This the world’s most eco-friendly Fruits
Food and climate change are linked in complicated ways. The global food industry requires an enormous amount of energy to cultivate, transport, store, prepare, and serve foods. This leads to lots of greenhouse gases, and, in the process, soils, rivers, oceans, forests, and more, are often degraded and destroyed.
Climate change, meanwhile, creates its own vicious cycles of activity — environmentally vulnerable countries are often the most food insecure. So as climate change increases, their agricultural potential often declines. Yet these countries need food and, subsequently, their reliance on the complicated logistics of food aid increases. Improving their adaptability and resilience is a critical part of any global food discussion.
Read More: Don’t Buy These 6 Foods If You Care About Humanity
But not all foods are created (transported, stored, prepared, and served) equally. Some foods have a really big impact on the environment and others don’t. A lot of factors influence ecological impact, and, if looked at holistically, it’s possible to develop a diet that is more eco-friendly.
Meat has the biggest environmental impact out of all food types, especially beef. But, like all foods, the full picture is complicated. There are a few overlooked environmental benefits to raising livestock when done in a limited way. Livestock’s waste can be used as fertilizer that can help grow crops (reducing the need for chemical fertilizer). Most livestock feed is made up of waste products like spent grain, so raising livestock can create extra calories for humans to consume that wouldn’t have existed otherwise.
But these benefits come with a major caveat: moderation. Eating meat on a daily basis can never be sustainable.
Almost all foods come with caveats of some kind, but there are clear choices that will make your diet more eco-friendly.
Here are some of the best foods to add to your diet.
Lentils are humble superfoods. They live in the legume family (seeds of plants) and are great sources of fiber, protein, and various nutrients.
They have a very low carbon footprint — 43 times less than beef, for example — and require little water to grow. They also clean and fortify soil to make it easier to grow other crops.
And they’re extremely cheap.
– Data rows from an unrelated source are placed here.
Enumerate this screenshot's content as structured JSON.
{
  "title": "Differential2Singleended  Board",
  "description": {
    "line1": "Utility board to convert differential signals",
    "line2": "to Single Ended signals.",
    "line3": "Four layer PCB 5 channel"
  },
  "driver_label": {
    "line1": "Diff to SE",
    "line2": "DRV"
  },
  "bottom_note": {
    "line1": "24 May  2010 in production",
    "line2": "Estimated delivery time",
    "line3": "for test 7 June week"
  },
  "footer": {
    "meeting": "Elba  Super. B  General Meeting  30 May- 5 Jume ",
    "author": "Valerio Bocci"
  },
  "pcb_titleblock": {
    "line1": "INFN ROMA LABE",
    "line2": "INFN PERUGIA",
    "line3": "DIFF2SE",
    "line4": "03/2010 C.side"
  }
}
2016 is the UN Year of the Pulses (legumes are pulses) — so head to their page to find some delicious recipes. Lentils are great in soups and are amazing on their own if you add some seasoning like curry.
Source – https://www.globalcitizen.org/en/content/environment-food-cooking-sustainability/